TUSCALOOSA, Ala. — Tennessee stood four minutes away from a Southeastern Conference basketball road win.
The Volunteers then failed to give themselves a chance to close it out.
Alabama's pressing defense came up with three successive steals that fueled a late 10-0 run, and Trae Golden's tying 3-point attempt at the buzzer drew iron as the Crimson Tide pushed Tennessee's losing skid to three games with a 68-65 win at Coleman Coliseum on Saturday afternoon.
"You've got to step up late in games," Tennessee coach Cuonzo Martin said. "It's not a case of beating the guys up, because the effort was there, but you've got to take care of the basketball in late-game situations and give yourself a chance to win games. We came up short in that department."
The aptly named Andrew Steele pilfered Tennessee's Jordan McRae once and Josh Richardson twice, and the easy ensuing points gave the Tide (9-6, 1-1) enough of a cushion to hold on late. The Vols led 55-54 at the final media timeout before Steele scored six straight points and set up two of Trever Releford's 15 points. Steele's three steals during the decisive stretch were nearly identical, as the Tide trapped a Tennessee guard near the half-court stripe and picked his pocket.
"They were pressing the whole game, but I think they had two different kinds of a press," said McRae, who registered his third straight 20-point game but added five turnovers to his 21 points. "This time they were pressing the middle of the floor. I can speak for me, that I wasn't ready for it.

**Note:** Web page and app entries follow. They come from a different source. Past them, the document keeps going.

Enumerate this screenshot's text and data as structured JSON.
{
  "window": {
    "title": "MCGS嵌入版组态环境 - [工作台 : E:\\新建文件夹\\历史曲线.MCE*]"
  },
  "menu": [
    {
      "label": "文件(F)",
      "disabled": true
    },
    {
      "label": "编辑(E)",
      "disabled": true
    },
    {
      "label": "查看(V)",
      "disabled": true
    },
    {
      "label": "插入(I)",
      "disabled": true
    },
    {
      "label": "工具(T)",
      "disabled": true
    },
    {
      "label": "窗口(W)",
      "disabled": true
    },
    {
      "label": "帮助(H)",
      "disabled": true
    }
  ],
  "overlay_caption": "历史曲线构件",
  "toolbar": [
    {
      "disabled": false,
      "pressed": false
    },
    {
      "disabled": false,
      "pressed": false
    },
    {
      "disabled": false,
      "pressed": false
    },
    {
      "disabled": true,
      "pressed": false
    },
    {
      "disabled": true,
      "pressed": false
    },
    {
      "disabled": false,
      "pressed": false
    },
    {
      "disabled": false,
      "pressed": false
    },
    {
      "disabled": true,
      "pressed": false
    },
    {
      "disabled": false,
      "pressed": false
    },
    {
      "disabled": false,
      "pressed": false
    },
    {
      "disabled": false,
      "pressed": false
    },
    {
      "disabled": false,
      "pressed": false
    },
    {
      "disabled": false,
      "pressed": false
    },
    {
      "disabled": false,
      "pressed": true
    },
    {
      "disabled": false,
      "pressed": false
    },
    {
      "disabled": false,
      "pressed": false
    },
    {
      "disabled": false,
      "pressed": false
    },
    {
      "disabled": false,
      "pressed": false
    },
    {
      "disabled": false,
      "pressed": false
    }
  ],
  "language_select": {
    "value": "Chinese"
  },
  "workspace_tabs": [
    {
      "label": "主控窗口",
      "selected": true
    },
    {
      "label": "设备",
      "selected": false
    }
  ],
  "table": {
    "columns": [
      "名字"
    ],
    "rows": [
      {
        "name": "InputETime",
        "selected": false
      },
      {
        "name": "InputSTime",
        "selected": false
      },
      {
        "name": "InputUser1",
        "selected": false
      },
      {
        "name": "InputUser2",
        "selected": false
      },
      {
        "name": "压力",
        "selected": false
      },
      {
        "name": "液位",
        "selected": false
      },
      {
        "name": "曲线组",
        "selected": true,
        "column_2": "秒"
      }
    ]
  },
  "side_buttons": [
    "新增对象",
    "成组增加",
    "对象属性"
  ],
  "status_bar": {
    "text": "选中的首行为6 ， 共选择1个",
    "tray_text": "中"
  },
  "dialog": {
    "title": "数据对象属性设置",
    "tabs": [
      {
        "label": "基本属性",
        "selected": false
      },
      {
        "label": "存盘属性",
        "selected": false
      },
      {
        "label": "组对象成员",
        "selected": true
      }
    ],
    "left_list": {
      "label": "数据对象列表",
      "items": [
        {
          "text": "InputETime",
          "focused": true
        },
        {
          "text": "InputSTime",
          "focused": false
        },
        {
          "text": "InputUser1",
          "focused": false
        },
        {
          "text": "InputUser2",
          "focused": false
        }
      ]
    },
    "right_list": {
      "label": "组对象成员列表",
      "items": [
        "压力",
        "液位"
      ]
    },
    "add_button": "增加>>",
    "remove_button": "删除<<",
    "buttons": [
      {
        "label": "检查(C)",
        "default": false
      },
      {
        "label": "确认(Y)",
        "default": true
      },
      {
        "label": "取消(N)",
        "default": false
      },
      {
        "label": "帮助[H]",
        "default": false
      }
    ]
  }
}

"They hadn't done that all game. It looked like I was going one-on-one. Before I knew it, someone else was coming at me."
The Vols, now 0-2 in the SEC with a trip to Kentucky looming Tuesday, finished with 16 turnovers that led to 19 Alabama points. Many of the 16 were badly timed. After using ball movement to score on four consecutive trips and a take an eight-point first-half lead, the Vols (8-6) turned it over five times in the next four minutes to allow the Tide back in the game.
The late stretch was even more costly.
"I thought that stretch there was incredible, and Andrew spearheaded it with his intensity, energy and communication on the court," Alabama coach Anthony Grant said. "When he shows that heart, his teammates are going to follow. Releford was able to do that early in the second half getting to the rim and with his defensive intensity."
After a scoreless first half, Releford attacked from the first moments of the second half. The Tide shot 62.5 percent after halftime against the Vols, who were never able to string stops together. Releford, Steele and Lacey combined to score 34 of Alabama's 44 second-half points.
Yet after the disastrous stretch, the Vols responded with three-point plays by McRae and Golden, who scored eight points after Martin removed him from the starting lineup. Martin said the move was the "best situation" for Golden and the Vols as they aim to allow the struggling point guard to relax and settle into games.
Lacey scored twice to keep Alabama ahead, but his missed trey provided the Vols two final chances at a tie.
Following a timeout with 19.9 seconds remaining, McRae drove and put back his own miss after the Vols designed a play for a tying attempt that Alabama properly defended, and Golden missed after Releford sank two free throws with 7.5 seconds on the clock.
"I told our guys after the game [that] minus the turnovers, that's the way I'm used to seeing Tennessee basketball being played," Martin said. "Hard-nosed effort, enthusiasm and playing with a lot of passion. We came up short."
No other Tennessee player scored in double figures, but Armani Moore's play was a bright spot. The freshman guard scored twice on drives, sank a corner 3-pointer, took a charge and skied above a crowd to tip a rebound to a teammate. Moore played two minutes total in the previous two games.
Jarnell Stokes struggled to a 2-of-7 shooting performance, recorded half of the Vols' eight free-throw misses and didn't play down the stretch.
Tennessee's poor SEC start may continue, but the Vols say they'll remain confident.
"Last year we started 1-3 and we finished second in the SEC," McRae said, "so we'll keep on pushing and grinding."
Patrick Brown has been the University of Tennessee beat writer since January 2011. A native of Memphis, Brown graduated from UT in May of 2010 with a bachelor’s degree in Journalism/Electronic Media and worked at the Knoxville News Sentinel for two years on the sports editorial staff and as a freelance contributor. If it’s the NBA, the NFL or SEC football and basketball, he’s probably reading about it or watching it on TV. Contact him ...